In his study, Nicholas Palomares, assistant professor of communication at UC Davis, asked nearly 300 UC Davis undergraduates, about half female and half male, to write e-mails explaining how to change a flat tire or buy make-up, among other gender-stereotyped and gender-neutral topics. Students were given the name and gender of the person they were e-mailing.
Men were tentative when writing about make-up or other stereotypically feminine topics, especially when they thought they were writing to a woman, he found. For example, one man, believing he was corresponding with a woman, wrote: "… maybe girls prefer the quality of products at Sephora over other major department stores? I don't know."
Women were tentative when writing about changing flat tires and other stereotypically masculine topics, especially when they thought they were writing to a man. For example, one woman, believing she was giving instructions to a man, wrote: "I think they start out by raising the whole car, or maybe just the one tire with a tire jack?"
Language was judged tentative if it included 'hedge language' like 'sort of', 'maybe', 'pretty much', 'probably', 'might', 'kinda') or disclaimers 'I'm not sure', 'I may be wrong', 'don't trust me', 'but you should double-check' or 'tag questions' like 'don't you think?' 'isn't it?' 'right?'
"It's a stereotype that men are direct while women are tentative. I debunk that stereotype," said Palomares. "I found that women are more tentative than men sometimes, and men are more tentative than women sometimes. It depends on the topic and whether you're communicating with someone of the same gender.

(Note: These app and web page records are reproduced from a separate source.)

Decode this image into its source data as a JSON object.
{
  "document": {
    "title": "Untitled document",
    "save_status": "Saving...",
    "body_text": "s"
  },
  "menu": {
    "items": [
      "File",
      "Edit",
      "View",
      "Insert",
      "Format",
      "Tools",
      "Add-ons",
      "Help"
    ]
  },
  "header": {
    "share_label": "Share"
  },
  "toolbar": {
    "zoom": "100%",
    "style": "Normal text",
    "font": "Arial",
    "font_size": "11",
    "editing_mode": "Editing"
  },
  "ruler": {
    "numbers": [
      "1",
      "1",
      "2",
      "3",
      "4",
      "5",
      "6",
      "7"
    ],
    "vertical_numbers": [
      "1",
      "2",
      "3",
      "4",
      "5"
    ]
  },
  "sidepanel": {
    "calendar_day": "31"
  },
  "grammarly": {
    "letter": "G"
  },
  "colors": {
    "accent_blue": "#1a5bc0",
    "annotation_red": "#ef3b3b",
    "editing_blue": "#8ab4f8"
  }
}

Gender differences in language are not innate; they're fickle."
Palomares found no gender difference in tentativeness when he asked his subjects to write e-mails about gender-neutral topics, such as recommending a good restaurant.
His conclusion: Some topics cause men and women to think and communicate in terms of their gender, which leads to tentativeness when the topic is inconsistent with their gender.
"The metaphor that men and women are from different planets should be jettisoned and replaced with a more accurate one," Palomares writes in his article. "Men and women are from different blocks in the same neighborhood, and they tend to move often."
Article: "Women Are Sort of More Tentative Than Men, Aren't They? How Men and Women Use Tentative Language Differently, Similarly, and Counter-stereotypically as a Function of Gender Salience", Communication Research, Aug 2009